    The Ceramics emphasis centers on technical and conceptual issues, incorporating both traditional and contemporary concerns. Discussions, critiques and lectures emphasize content and the development of personal expression. The department's approach is one of breadth rather than of narrow specialization. Because ceramics deals with the illusionary space of painting and the real space of sculpture, this medium inspires infinite options. The possible transformations of clay are so many, in fact, that students must maintain flexibility and openness to new ideas. Often, a student's exploration of clay sculpture and studio pottery-making becomes a springboard for more personal and contemporary image-making.

    In beginning pottery courses, students develop skills in hand building and throwing, learn the complexities of glazing and firing, and develop a vocabulary in vessel aesthetics. In sculpture courses, students explore clay's potential in its many forms: fired, unfired, ready-made, plastic or powder. Traditional boundaries expand and new issues arise as the student's perception changes.

    The department offers several multilevel courses in pottery, sculpture and theory. Beginning and advanced students meet together with the same instructor; beginning students meet as a group, while advanced students receive independent instruction.

    Facilities

    Complete clay facilities are available for students: several styles of wheels, bulk materials (clay, slip and glazes)—plus free firing and the assistance of a shop technician. The department also features extensive sculpture process equipment. Most styles of kilns are available, including salt and raku, and there are separate facilities for electric and reduction firing. Although equipment and help are readily available, Ceramics students are responsible for helping to stack the kiln as well as handling and storing their own pieces.

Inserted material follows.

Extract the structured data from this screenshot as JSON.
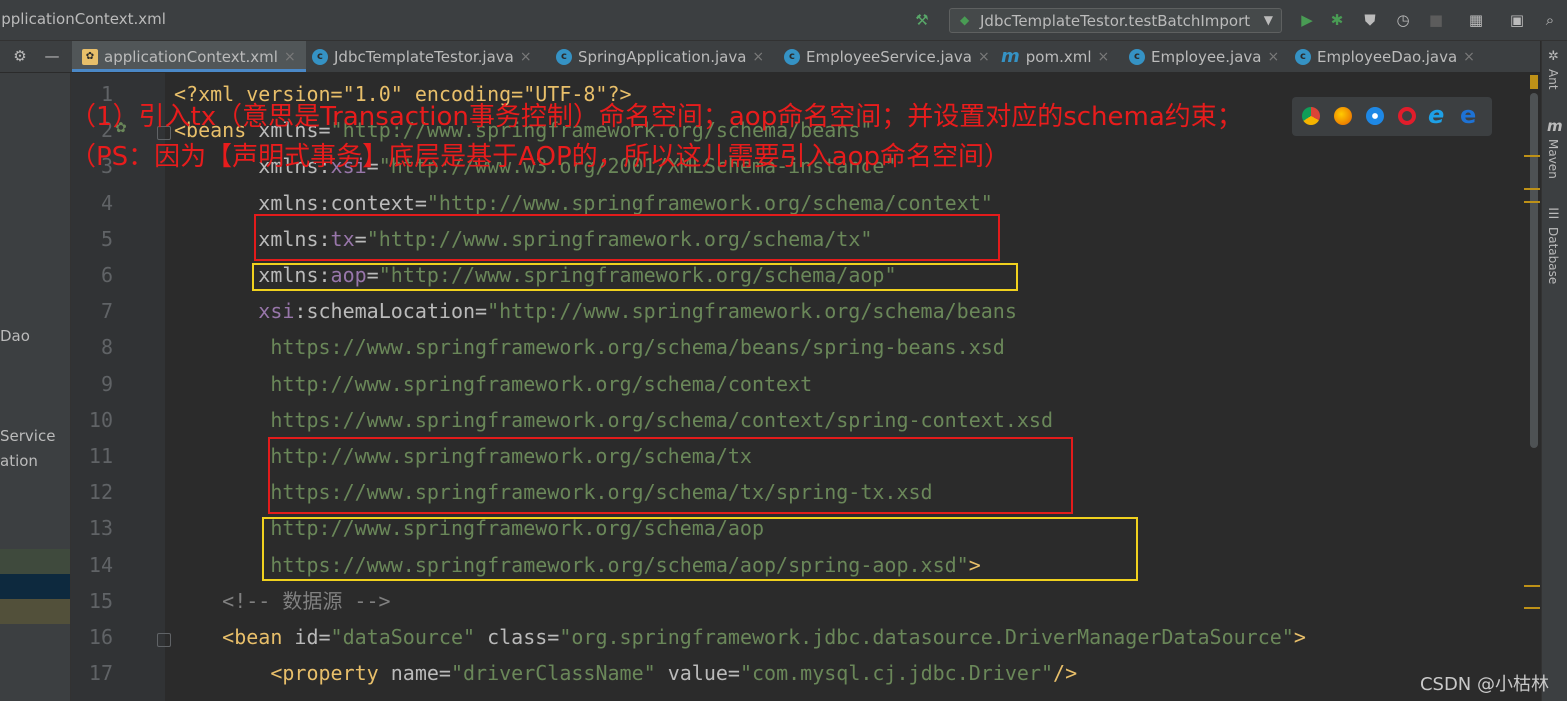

    Learn More

    Reach out to Al Caniff, Ph.D. for more information.